In the same vein, “Dr. Peplau told the court that the American Psychological Association has recently endorsed the idea that ‘satisfaction, stability and commitment is relatively the same between gay and straight,’” blogs Gerry Shih at The New York Times.
“After showing the video, the plaintiff’s attorney, Therese Stewart, asked Professor Chauncey if the history of public and media images of gays in the mid-20th century were relevant to Mr. Tam’s opinions,” writes Shih, continuing,
“The scholar said, ‘There’s a deep fear about simple exposure to homosexuality or to same-sex marriage that might will [sic] lead children to become gay.’
Professor Chauncey described it as ‘the kind of hostility and kind of arguments that have been made for several decades now.’”
Professor Lamb is scheduled to “discuss gay and lesbian parenting and the benefits to children of allowing same-sex couples to marry” today, according to an Associated Press article, whereas Prof. Meyer has testified “that gays and lesbians were more likely to suffer from mental disorders than heterosexuals because of discrimination,” according to Dolan.
“Proposition 8 sent ‘a message that gay relationships are not respected, that they are of secondary value if they are of any value at all,’ Meyer said,” writes Dolan. “He also said the 2008 measure made the public statement that it was OK ‘to designate gay people as a different class of people in terms of their intimate relationships.’”
Also on the witness list are members and leaders of the “Yes on 8” movement, which, according to AFER, may be called on to testify about “the genesis, strategy, and execution of the…campaign.”

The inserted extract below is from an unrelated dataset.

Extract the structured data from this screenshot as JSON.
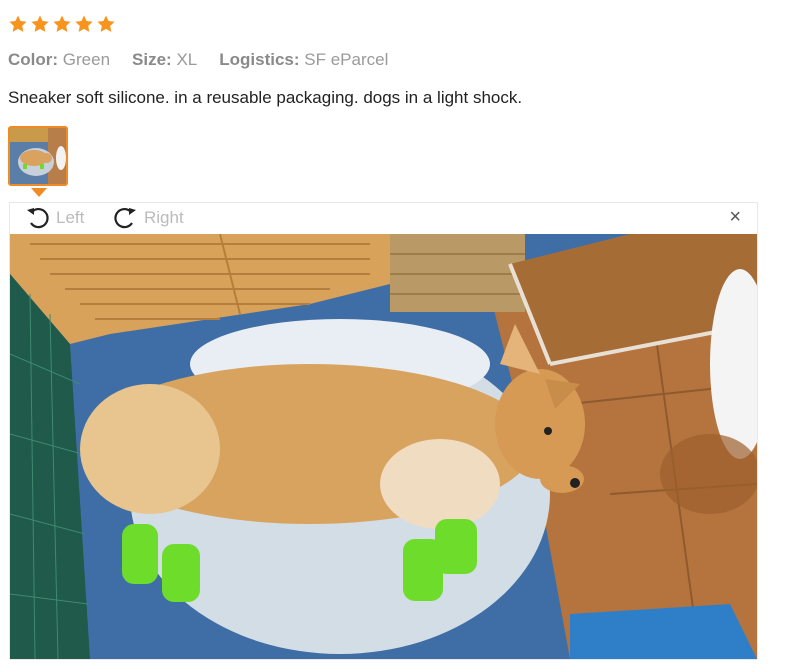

To understand the dynamics of this case one can go back to Brown v. Board of Education, in which the Supreme Court ruled that segregated schools cannot be equal and ordered the integration of schools nationwide. “The [Theodore Olson and David Bois legal] team hopes for a ruling that will transform the legal and social landscape nationwide, something on the order of Brown V. Board of Education, in 1954, or Loving V. Virginia, the landmark 1967 Supreme Court ruling that invalidated laws prohibiting interracial marriage,” writes Margaret Talbot in her The New Yorker article “A Risky Proposal.”
Or, in the Supreme Court’s own words, “We come then to the question presented: Does segregation of children in public schools solely on the basis of race, even though the facilities and other “tangible” factors may be equal, deprive the children of the minority group of equal educational opportunities? We believe that it does.”
The Brown v. Board decision was also informed by academic research. (Note: This author is not commenting on potential and historical decisions in either case so much as the methods used therein). For example, City College of New York (CCNY) psychology professor Kenneth B. Clark and his wife produced research showing “four plastic, diaper-clad dolls, identical except for color. They showed the dolls to black children between the ages of three and seven and asked them questions to determine racial perception and preference,” states the Library of Congress website. “Almost all of the children readily identified the race of the dolls,” it states. “However, when asked which they preferred, the majority selected the white doll and attributed positive characteristics to it.”
In addition, “Many of the children with dark complexions colored the figures [of themselves] with a white or yellow crayon…The Clarks concluded that ‘prejudice, discrimination, and segregation’ caused black children to develop a sense of inferiority and self hatred.”
If the Supreme Court considered this evidence in Brown v. Board, then research such as that conducted by Prof.’s Meyer has the potential to inform a Supreme Court decision on Perry v. Schwarzenegger as well.
Bethany Stotts is a staff writer at Accuracy in Academia.